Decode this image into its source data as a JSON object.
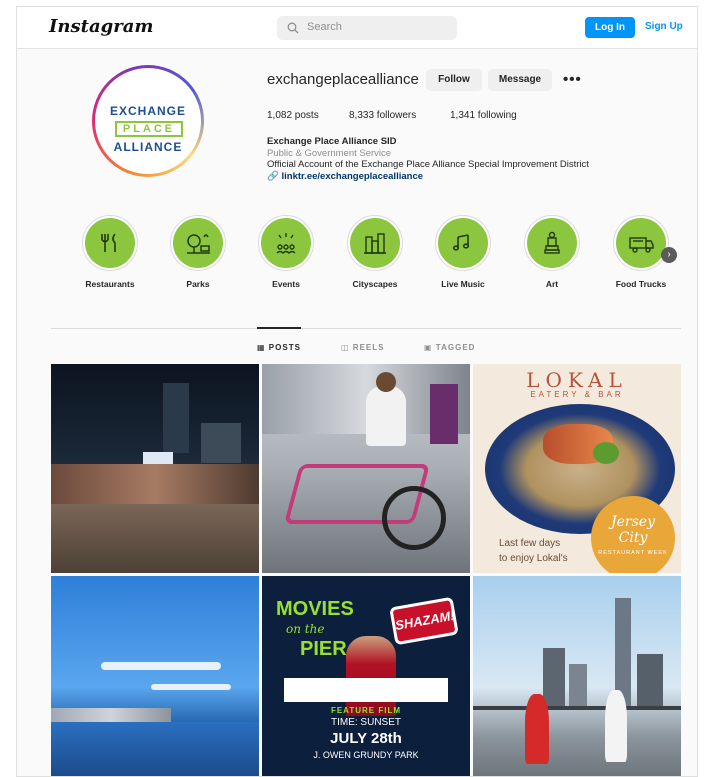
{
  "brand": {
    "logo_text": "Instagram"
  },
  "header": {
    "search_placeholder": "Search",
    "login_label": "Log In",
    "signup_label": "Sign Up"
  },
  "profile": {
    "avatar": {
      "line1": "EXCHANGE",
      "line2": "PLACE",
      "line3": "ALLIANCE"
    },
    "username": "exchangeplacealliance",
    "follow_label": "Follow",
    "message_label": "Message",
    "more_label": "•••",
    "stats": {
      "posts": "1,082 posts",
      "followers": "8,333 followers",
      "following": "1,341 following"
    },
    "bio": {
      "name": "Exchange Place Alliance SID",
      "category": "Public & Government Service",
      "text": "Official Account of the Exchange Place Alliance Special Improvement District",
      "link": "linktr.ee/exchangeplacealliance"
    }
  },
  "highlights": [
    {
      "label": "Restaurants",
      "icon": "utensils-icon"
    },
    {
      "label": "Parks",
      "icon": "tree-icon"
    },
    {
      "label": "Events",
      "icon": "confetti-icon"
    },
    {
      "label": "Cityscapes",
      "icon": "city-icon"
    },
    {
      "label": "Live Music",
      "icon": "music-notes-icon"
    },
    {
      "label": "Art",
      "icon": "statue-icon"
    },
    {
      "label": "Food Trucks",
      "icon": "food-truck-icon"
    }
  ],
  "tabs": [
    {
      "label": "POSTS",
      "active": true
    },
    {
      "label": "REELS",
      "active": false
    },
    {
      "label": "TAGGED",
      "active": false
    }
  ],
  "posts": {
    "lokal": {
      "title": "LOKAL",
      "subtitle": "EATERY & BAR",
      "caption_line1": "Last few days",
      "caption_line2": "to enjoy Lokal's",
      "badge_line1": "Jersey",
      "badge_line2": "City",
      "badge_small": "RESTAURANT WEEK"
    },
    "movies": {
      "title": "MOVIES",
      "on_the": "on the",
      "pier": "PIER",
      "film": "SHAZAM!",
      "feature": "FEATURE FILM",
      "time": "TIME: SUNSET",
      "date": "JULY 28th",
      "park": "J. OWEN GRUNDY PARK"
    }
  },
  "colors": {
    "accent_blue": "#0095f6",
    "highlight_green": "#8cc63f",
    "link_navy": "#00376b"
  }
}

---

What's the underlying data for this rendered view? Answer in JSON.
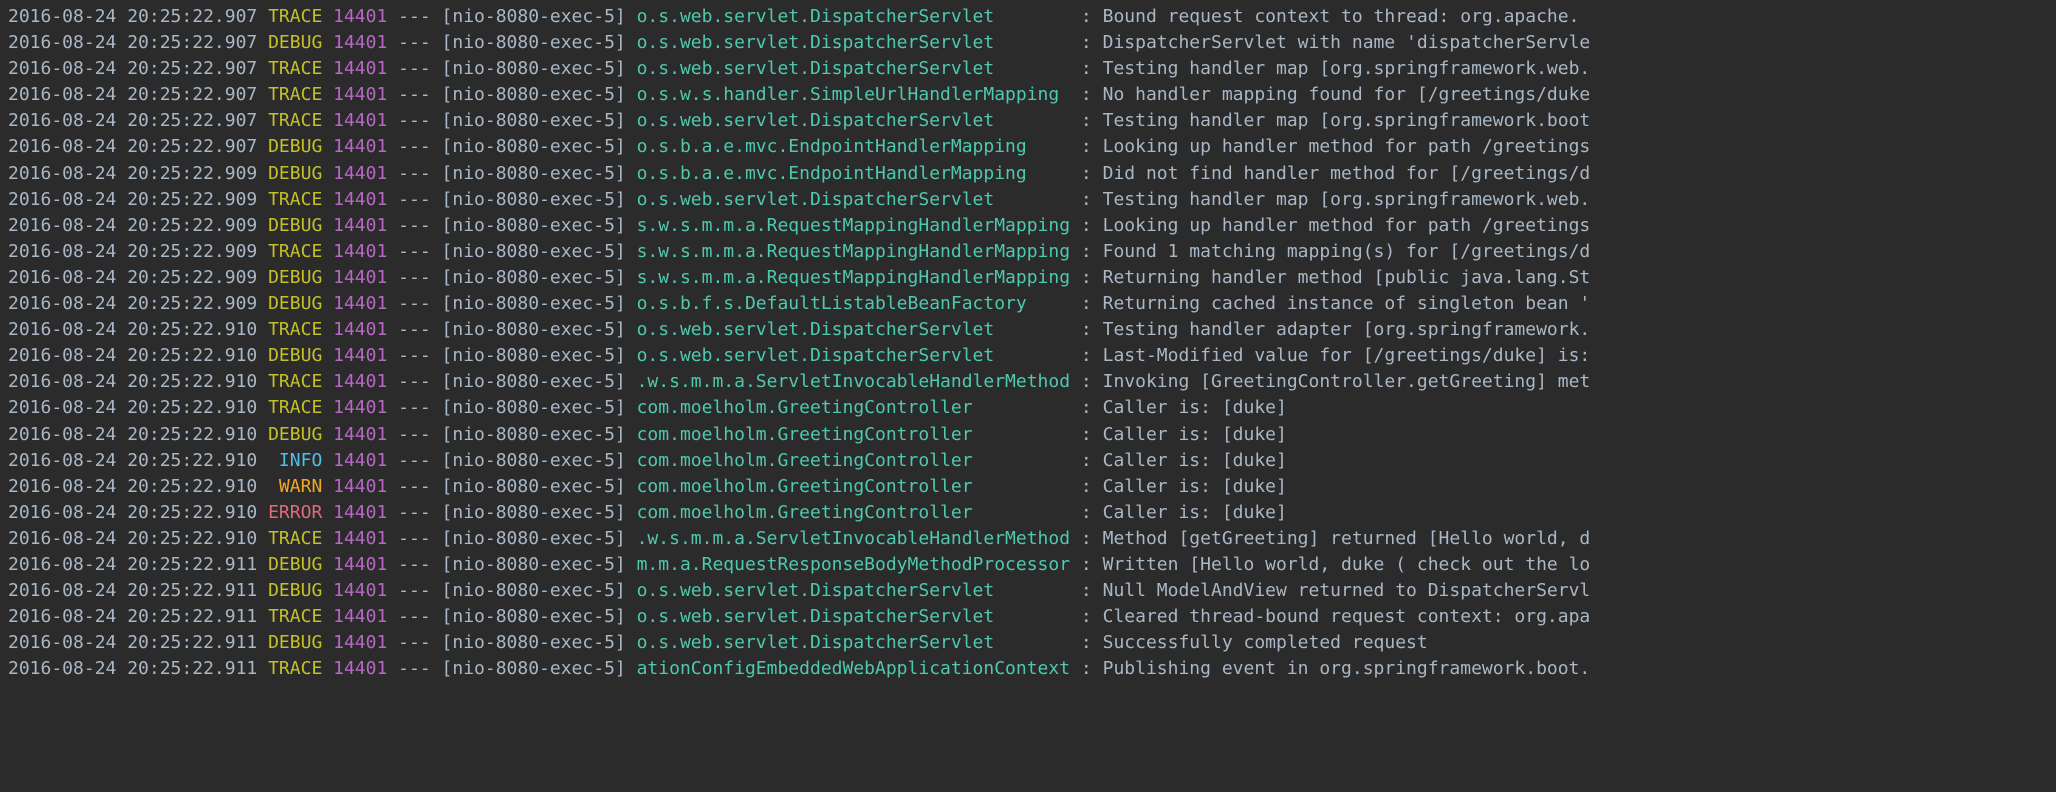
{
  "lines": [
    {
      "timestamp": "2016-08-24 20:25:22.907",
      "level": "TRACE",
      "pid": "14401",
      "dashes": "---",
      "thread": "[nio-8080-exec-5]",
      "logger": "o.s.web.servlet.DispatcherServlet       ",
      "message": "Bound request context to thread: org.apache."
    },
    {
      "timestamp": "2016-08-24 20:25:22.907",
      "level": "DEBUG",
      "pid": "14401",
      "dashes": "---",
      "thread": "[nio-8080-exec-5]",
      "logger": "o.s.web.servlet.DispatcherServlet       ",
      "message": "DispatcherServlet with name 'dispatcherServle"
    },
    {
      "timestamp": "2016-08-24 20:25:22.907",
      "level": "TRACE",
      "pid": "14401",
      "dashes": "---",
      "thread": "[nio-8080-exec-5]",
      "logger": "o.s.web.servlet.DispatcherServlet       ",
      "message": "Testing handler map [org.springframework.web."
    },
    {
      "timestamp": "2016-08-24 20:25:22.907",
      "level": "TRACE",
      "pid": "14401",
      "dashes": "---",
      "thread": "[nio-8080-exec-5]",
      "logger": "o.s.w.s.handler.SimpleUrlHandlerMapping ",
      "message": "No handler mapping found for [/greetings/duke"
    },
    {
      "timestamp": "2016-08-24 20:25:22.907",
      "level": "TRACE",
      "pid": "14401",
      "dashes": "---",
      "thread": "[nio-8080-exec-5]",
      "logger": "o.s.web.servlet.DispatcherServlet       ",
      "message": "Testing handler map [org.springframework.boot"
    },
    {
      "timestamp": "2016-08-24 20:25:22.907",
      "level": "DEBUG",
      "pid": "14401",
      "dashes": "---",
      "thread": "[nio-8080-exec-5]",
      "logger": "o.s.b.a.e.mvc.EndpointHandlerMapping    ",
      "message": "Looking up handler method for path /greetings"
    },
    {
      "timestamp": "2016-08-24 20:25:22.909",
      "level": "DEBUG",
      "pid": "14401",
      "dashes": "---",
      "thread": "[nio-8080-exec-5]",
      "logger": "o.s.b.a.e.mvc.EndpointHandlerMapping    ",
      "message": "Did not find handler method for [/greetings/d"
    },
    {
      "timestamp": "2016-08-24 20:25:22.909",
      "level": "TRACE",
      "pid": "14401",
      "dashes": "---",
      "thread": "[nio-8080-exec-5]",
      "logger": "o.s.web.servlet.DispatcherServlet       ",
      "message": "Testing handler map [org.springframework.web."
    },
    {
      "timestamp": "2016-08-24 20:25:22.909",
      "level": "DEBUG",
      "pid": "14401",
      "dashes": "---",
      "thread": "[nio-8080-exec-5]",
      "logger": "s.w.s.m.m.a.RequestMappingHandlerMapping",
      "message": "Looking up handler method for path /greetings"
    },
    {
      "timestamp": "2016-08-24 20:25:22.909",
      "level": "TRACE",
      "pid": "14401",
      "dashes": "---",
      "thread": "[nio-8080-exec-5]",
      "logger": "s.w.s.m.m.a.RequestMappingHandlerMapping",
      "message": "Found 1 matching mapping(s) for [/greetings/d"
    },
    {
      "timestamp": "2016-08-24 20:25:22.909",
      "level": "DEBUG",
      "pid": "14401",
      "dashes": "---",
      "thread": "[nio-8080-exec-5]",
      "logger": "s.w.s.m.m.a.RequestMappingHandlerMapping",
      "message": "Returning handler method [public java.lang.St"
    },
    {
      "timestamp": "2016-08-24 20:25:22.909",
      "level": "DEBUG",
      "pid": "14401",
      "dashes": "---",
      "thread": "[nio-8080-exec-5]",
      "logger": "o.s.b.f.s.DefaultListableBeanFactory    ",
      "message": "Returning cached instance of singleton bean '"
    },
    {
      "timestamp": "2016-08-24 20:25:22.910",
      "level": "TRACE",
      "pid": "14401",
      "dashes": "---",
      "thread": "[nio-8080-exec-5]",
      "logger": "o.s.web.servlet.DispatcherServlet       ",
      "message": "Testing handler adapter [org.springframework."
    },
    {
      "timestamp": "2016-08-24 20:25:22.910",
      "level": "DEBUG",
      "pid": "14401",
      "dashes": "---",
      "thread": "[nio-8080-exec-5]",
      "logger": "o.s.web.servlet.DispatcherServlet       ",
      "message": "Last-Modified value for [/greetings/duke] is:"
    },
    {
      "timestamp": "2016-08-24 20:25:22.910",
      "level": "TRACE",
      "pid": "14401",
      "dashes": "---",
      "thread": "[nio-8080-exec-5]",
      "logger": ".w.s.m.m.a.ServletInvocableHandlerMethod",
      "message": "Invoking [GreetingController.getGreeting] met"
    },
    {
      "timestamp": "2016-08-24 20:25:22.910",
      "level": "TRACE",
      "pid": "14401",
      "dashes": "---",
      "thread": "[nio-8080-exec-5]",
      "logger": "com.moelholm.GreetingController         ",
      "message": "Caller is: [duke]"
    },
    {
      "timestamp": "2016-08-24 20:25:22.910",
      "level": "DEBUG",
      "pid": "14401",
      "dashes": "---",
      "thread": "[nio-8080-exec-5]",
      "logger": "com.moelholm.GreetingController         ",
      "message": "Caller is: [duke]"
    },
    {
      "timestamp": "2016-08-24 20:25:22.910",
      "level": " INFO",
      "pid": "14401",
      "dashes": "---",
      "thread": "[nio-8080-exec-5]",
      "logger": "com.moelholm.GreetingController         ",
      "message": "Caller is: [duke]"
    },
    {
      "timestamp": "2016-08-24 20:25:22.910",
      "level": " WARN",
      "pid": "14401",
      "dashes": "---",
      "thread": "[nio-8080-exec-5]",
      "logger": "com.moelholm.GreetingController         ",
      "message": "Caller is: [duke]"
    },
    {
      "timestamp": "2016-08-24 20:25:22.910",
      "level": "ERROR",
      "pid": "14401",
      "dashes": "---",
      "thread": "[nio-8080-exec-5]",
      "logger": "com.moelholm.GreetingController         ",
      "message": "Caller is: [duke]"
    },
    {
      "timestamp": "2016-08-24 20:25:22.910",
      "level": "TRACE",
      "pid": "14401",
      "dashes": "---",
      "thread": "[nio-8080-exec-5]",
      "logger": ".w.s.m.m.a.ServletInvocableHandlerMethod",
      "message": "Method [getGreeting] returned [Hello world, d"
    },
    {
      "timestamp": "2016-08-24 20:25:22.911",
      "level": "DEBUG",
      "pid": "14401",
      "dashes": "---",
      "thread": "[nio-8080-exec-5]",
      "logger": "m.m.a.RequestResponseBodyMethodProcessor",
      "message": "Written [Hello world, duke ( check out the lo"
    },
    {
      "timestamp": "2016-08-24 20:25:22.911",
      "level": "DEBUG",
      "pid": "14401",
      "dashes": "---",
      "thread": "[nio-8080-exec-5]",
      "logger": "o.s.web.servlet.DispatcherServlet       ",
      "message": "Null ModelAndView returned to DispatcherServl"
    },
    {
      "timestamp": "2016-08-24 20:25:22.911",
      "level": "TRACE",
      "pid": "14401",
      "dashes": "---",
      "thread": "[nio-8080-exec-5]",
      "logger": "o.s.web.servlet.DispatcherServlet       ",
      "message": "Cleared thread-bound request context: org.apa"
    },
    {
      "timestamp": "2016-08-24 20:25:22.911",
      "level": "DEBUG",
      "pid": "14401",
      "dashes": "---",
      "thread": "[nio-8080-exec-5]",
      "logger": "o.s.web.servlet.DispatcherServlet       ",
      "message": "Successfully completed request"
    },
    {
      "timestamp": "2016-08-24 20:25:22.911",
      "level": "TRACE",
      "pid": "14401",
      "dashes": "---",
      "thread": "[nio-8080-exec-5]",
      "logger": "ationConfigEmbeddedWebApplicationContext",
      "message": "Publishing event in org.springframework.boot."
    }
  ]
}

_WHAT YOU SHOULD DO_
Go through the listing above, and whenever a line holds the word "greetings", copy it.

_OUTPUT FOR THIS EXERCISE_
      "message": "No handler mapping found for [/greetings/duke"
      "message": "Looking up handler method for path /greetings"
      "message": "Did not find handler method for [/greetings/d"
      "message": "Looking up handler method for path /greetings"
      "message": "Found 1 matching mapping(s) for [/greetings/d"
      "message": "Last-Modified value for [/greetings/duke] is:"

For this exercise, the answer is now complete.